--- PROBLEM DESCRIPTION ---
In full and exactly, please return the records, but keep out the pictures.

══ RECORDS PROVIDED

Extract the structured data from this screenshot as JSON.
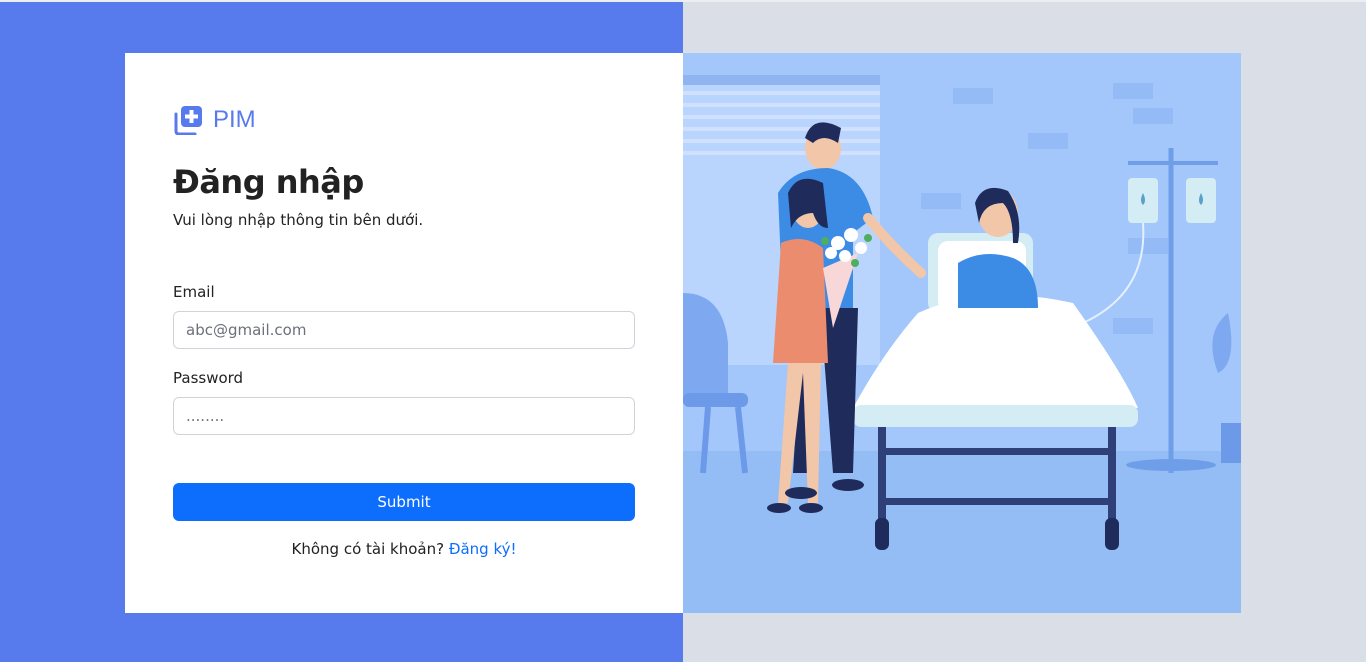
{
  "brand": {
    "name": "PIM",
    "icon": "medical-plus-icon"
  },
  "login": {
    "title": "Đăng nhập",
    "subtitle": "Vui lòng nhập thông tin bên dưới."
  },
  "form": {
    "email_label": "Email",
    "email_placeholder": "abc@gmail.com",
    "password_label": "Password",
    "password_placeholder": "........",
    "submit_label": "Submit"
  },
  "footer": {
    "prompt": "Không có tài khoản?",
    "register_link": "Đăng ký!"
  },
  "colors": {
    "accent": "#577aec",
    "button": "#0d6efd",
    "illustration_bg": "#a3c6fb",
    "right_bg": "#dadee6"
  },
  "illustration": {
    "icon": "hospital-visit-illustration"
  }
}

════

--- THE COMPLETED TASK ---
Extract the structured data from this screenshot as JSON.
{
  "brand": {
    "name": "PIM",
    "icon": "medical-plus-icon"
  },
  "login": {
    "title": "Đăng nhập",
    "subtitle": "Vui lòng nhập thông tin bên dưới."
  },
  "form": {
    "email_label": "Email",
    "email_placeholder": "abc@gmail.com",
    "password_label": "Password",
    "password_placeholder": "........",
    "submit_label": "Submit"
  },
  "footer": {
    "prompt": "Không có tài khoản?",
    "register_link": "Đăng ký!"
  },
  "colors": {
    "accent": "#577aec",
    "button": "#0d6efd",
    "illustration_bg": "#a3c6fb",
    "right_bg": "#dadee6"
  },
  "illustration": {
    "icon": "hospital-visit-illustration"
  }
}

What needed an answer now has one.